None of this mattered; if anything, it only made the experience yet more unfathomably wondrous. The piece seemed to have no clear geographical foundation: we might call it ‘ethnically neutral’, yet the way Denyer harnessed sound didn’t so much suggest no place as all places, a universality that here and there glanced against familiarity within an altogether larger, unfamiliar context. Balancing this were two vitally important factors. First, The Fish that became the Sun was wonderfully gentle; not always calm, and certainly not always quiet, but conveying an inner momentum that was rooted less in urgency than something in between nonchalance and serenity (but neither of those things). As such, it avoided all signs of ostentation yet never became austere. Second, while i’ve mentioned its unfathomable aspect, the work eschewed any and all notions of pseudo-spirituality and allusions to quasi-mystical hokum; it was instead grounded, earthy, human, honest, real.
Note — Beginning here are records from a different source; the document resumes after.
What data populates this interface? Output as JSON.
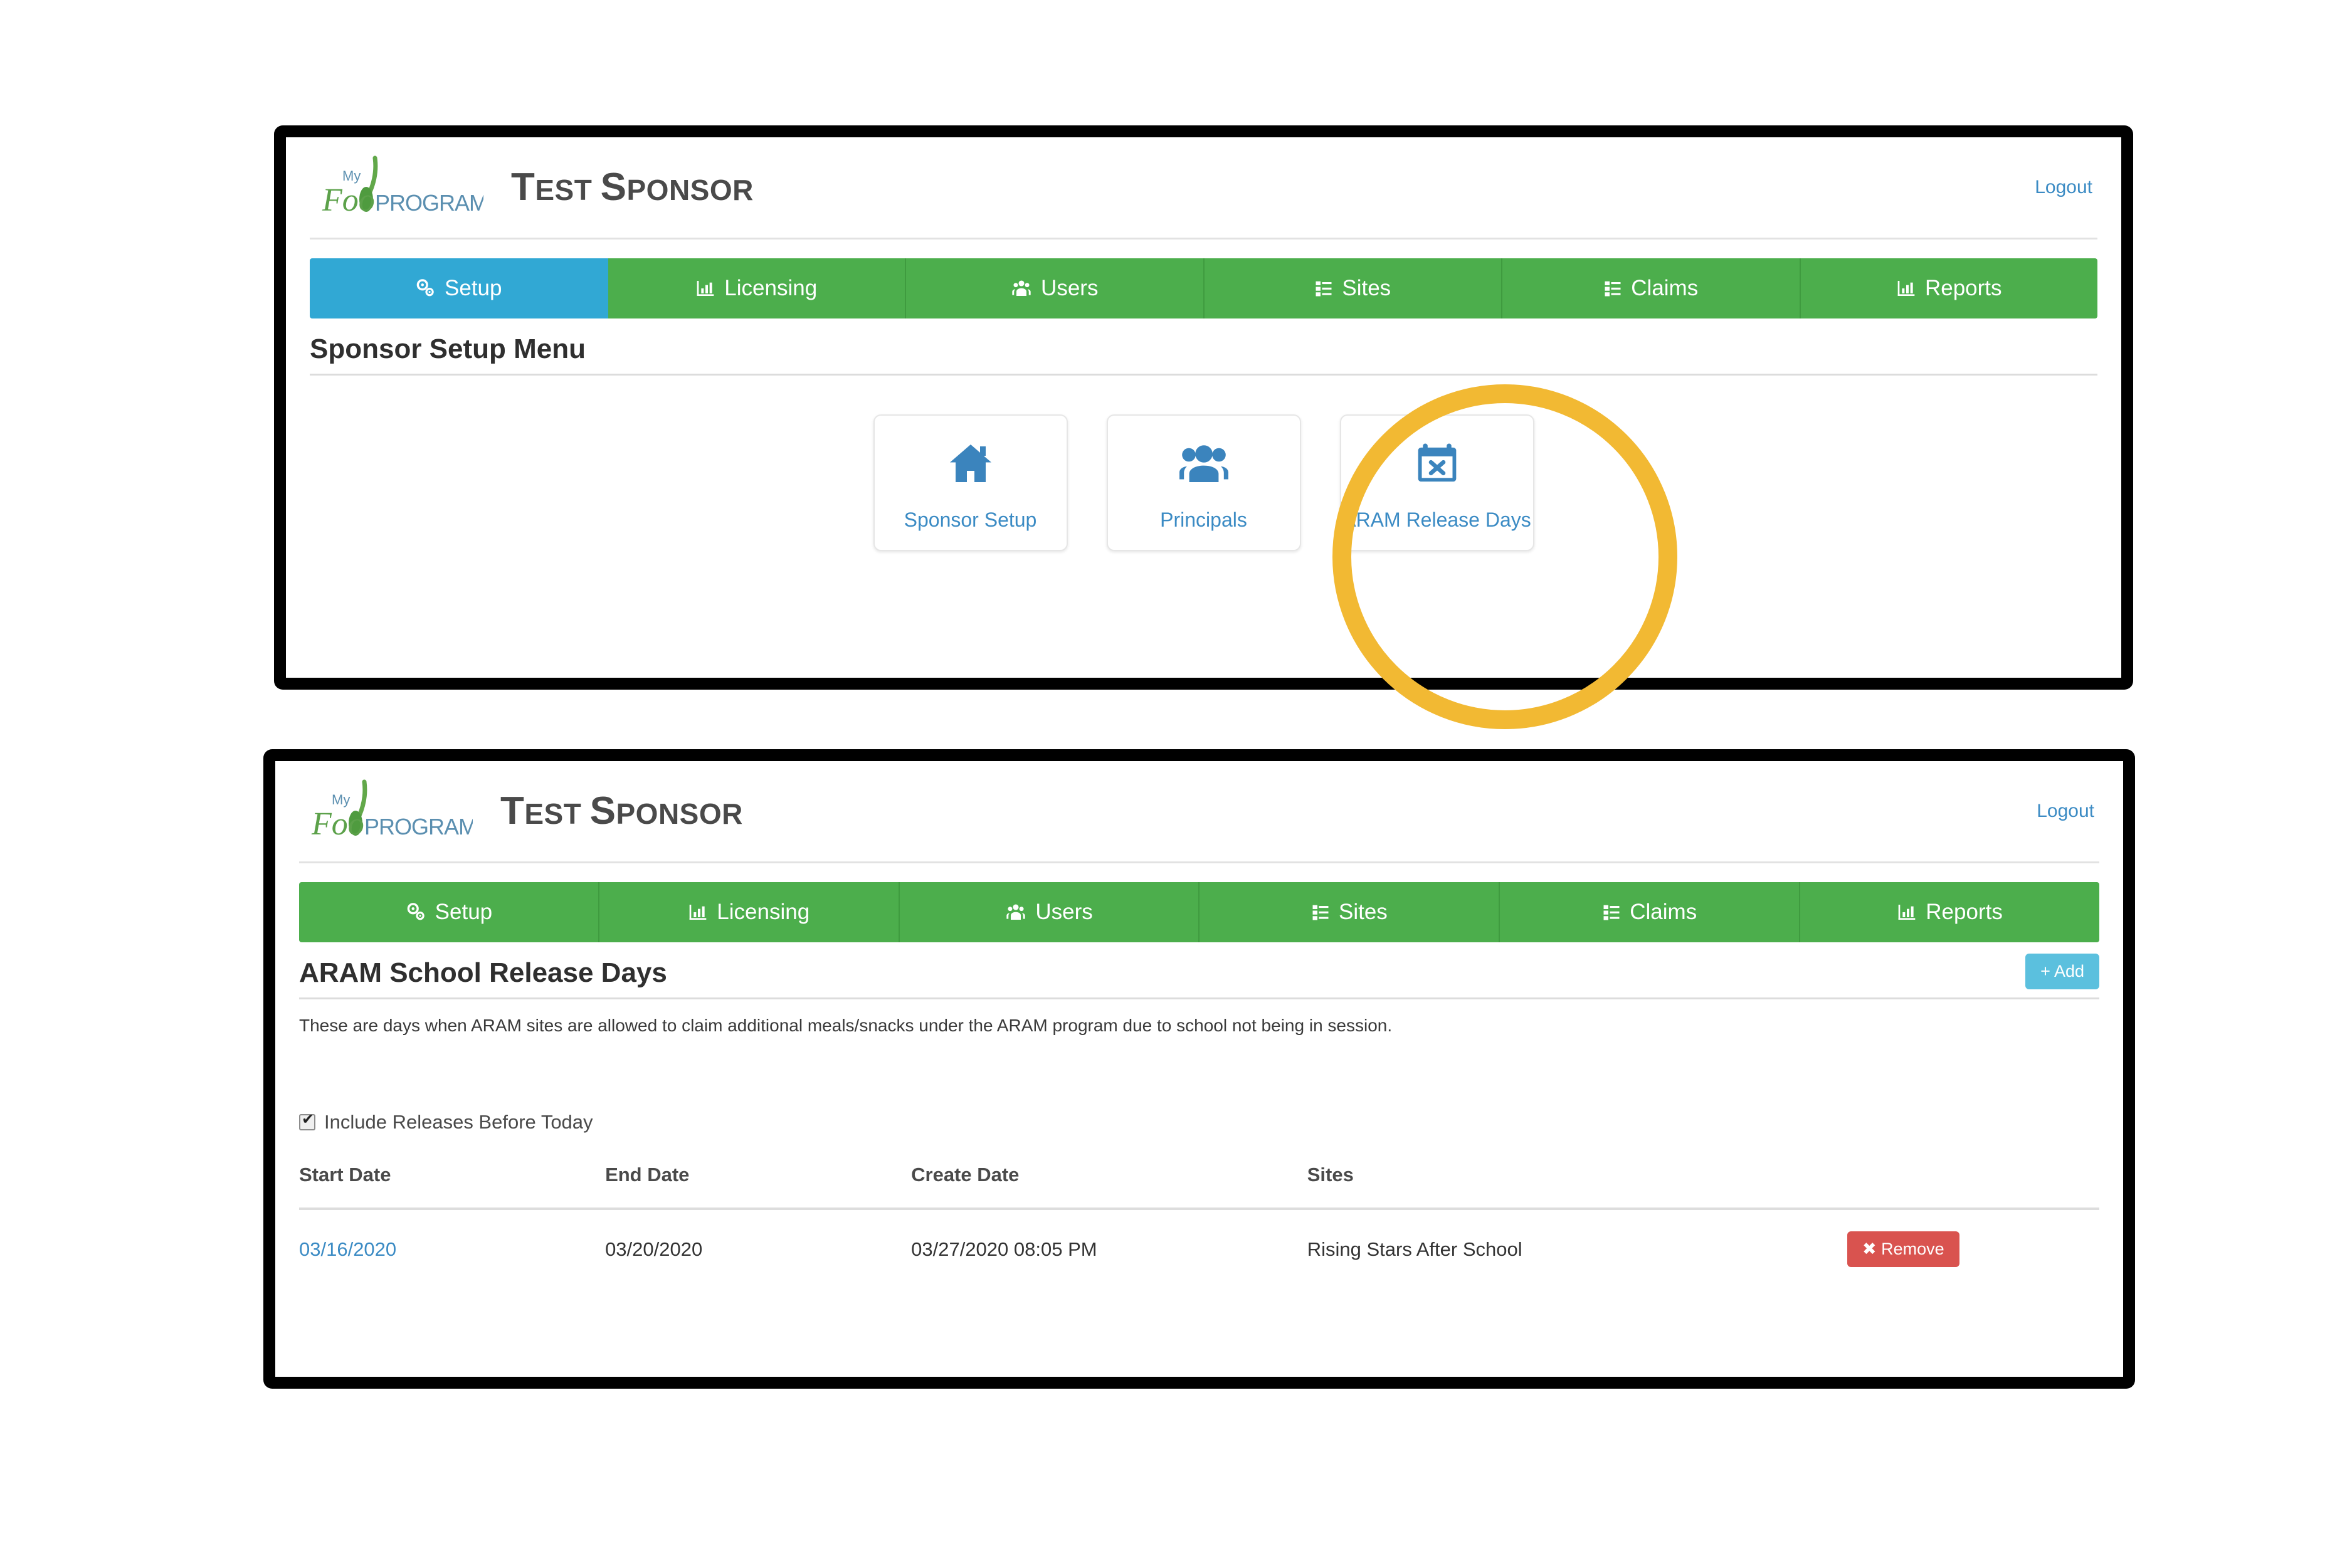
{
  "brand": {
    "logo_name": "my-food-program-logo",
    "logo_line1": "My",
    "logo_line2": "Food",
    "logo_line3": "PROGRAM",
    "green": "#5ca14a",
    "blue": "#5b8fb0"
  },
  "colors": {
    "tab_active": "#31a8d4",
    "tab_inactive": "#4cae4c",
    "link": "#3b8bc4",
    "add_button": "#5bc0de",
    "remove_button": "#d9534f",
    "highlight_ring": "#f2b933",
    "frame": "#000000"
  },
  "panel_top": {
    "header": {
      "sponsor_name_cap1": "T",
      "sponsor_name_rest1": "EST ",
      "sponsor_name_cap2": "S",
      "sponsor_name_rest2": "PONSOR",
      "logout_label": "Logout"
    },
    "tabs": [
      {
        "label": "Setup",
        "icon": "gears-icon",
        "active": true
      },
      {
        "label": "Licensing",
        "icon": "bar-chart-icon",
        "active": false
      },
      {
        "label": "Users",
        "icon": "users-icon",
        "active": false
      },
      {
        "label": "Sites",
        "icon": "list-icon",
        "active": false
      },
      {
        "label": "Claims",
        "icon": "list-icon",
        "active": false
      },
      {
        "label": "Reports",
        "icon": "bar-chart-icon",
        "active": false
      }
    ],
    "section_title": "Sponsor Setup Menu",
    "cards": [
      {
        "label": "Sponsor Setup",
        "icon": "home-icon"
      },
      {
        "label": "Principals",
        "icon": "users-group-icon"
      },
      {
        "label": "ARAM Release Days",
        "icon": "calendar-x-icon"
      }
    ]
  },
  "panel_bottom": {
    "header": {
      "sponsor_name_cap1": "T",
      "sponsor_name_rest1": "EST ",
      "sponsor_name_cap2": "S",
      "sponsor_name_rest2": "PONSOR",
      "logout_label": "Logout"
    },
    "tabs": [
      {
        "label": "Setup",
        "icon": "gears-icon",
        "active": false
      },
      {
        "label": "Licensing",
        "icon": "bar-chart-icon",
        "active": false
      },
      {
        "label": "Users",
        "icon": "users-icon",
        "active": false
      },
      {
        "label": "Sites",
        "icon": "list-icon",
        "active": false
      },
      {
        "label": "Claims",
        "icon": "list-icon",
        "active": false
      },
      {
        "label": "Reports",
        "icon": "bar-chart-icon",
        "active": false
      }
    ],
    "section_title": "ARAM School Release Days",
    "add_label": "+ Add",
    "description": "These are days when ARAM sites are allowed to claim additional meals/snacks under the ARAM program due to school not being in session.",
    "include_before_today": {
      "label": "Include Releases Before Today",
      "checked": true
    },
    "table": {
      "columns": [
        "Start Date",
        "End Date",
        "Create Date",
        "Sites",
        ""
      ],
      "rows": [
        {
          "start_date": "03/16/2020",
          "end_date": "03/20/2020",
          "create_date": "03/27/2020 08:05 PM",
          "sites": "Rising Stars After School",
          "action_label": "✖ Remove"
        }
      ]
    }
  },
  "annotation": {
    "highlight_target": "ARAM Release Days"
  }
}
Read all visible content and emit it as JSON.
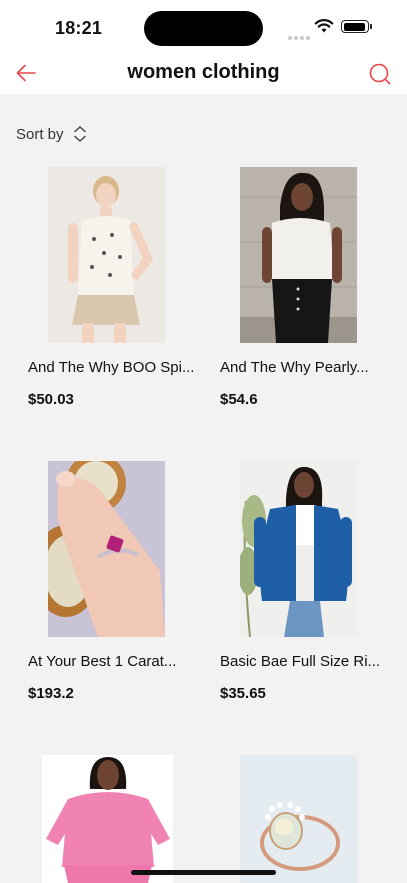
{
  "status": {
    "time": "18:21"
  },
  "header": {
    "title": "women clothing"
  },
  "sort": {
    "label": "Sort by"
  },
  "products": [
    {
      "name": "And The Why BOO Spi...",
      "price": "$50.03"
    },
    {
      "name": "And The Why Pearly...",
      "price": "$54.6"
    },
    {
      "name": "At Your Best 1 Carat...",
      "price": "$193.2"
    },
    {
      "name": "Basic Bae Full Size Ri...",
      "price": "$35.65"
    },
    {
      "name": "",
      "price": ""
    },
    {
      "name": "",
      "price": ""
    }
  ],
  "colors": {
    "accent": "#e8474a",
    "background": "#f2f2f2",
    "text": "#111111"
  },
  "icons": {
    "back": "arrow-left-icon",
    "search": "search-icon",
    "sort": "sort-updown-icon"
  }
}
It spoke to me, sometimes it sang; i’m still trying to get my head around the meaning and the import of its content, but what i know for sure is that this work somehow made me feel connected, not only to it but to those around me – the players, the audience and the wider world – and made me appreciate in a new way how music can act as a profound force for unity. i can’t remember the last time a composition like this left me feeling so hopeful and so happy.